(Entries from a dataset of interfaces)
== Segment start ==
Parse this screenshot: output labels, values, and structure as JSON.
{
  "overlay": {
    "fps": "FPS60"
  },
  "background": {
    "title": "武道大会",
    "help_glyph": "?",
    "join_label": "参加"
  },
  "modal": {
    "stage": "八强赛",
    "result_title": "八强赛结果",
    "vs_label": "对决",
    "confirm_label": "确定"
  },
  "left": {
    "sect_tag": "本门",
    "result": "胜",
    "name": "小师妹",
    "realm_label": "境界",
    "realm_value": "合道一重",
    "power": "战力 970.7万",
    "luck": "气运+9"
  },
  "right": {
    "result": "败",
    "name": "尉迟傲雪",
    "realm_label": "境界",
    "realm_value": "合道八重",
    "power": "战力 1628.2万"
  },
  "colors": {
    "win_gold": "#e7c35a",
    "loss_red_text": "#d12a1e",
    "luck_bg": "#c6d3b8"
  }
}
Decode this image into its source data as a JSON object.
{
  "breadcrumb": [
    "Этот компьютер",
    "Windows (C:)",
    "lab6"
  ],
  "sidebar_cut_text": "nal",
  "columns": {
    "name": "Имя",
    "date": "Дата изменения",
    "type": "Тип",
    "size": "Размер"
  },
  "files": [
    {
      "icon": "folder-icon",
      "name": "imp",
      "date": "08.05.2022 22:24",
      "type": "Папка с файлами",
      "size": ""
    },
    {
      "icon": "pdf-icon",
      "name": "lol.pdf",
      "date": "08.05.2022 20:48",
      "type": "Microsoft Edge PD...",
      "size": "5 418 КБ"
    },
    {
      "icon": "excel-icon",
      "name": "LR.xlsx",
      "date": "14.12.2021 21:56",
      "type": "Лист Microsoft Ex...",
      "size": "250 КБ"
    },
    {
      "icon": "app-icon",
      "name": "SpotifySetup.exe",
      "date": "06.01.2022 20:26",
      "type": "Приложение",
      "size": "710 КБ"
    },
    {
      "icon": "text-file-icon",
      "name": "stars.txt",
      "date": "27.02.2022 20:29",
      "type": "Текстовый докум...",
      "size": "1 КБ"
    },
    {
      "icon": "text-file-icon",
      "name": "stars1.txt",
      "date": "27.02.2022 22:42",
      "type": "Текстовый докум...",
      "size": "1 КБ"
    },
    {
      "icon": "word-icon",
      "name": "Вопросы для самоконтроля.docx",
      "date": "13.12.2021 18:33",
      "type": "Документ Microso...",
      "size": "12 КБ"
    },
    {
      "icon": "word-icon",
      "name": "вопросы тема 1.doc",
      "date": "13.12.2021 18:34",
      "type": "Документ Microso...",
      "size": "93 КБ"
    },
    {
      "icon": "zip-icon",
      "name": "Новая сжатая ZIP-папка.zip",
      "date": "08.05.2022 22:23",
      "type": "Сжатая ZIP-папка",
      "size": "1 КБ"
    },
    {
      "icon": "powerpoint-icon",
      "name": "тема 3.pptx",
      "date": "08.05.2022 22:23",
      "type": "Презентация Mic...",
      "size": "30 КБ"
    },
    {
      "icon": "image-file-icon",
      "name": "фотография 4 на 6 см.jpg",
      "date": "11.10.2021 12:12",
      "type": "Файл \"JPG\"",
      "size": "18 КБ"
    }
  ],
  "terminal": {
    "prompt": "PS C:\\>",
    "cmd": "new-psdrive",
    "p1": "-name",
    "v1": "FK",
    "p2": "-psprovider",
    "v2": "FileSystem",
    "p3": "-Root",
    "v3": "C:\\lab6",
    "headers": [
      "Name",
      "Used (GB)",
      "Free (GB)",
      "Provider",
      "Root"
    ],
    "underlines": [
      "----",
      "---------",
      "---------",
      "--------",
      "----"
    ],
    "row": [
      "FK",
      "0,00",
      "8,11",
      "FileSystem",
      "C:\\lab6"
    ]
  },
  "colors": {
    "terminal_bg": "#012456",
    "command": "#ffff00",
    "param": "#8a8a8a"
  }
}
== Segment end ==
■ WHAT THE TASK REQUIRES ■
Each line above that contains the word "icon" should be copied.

■ TASK RESULT ■
      "icon": "folder-icon",
      "icon": "pdf-icon",
      "icon": "excel-icon",
      "icon": "app-icon",
      "icon": "text-file-icon",
      "icon": "text-file-icon",
      "icon": "word-icon",
      "icon": "word-icon",
      "icon": "zip-icon",
      "icon": "powerpoint-icon",
      "icon": "image-file-icon",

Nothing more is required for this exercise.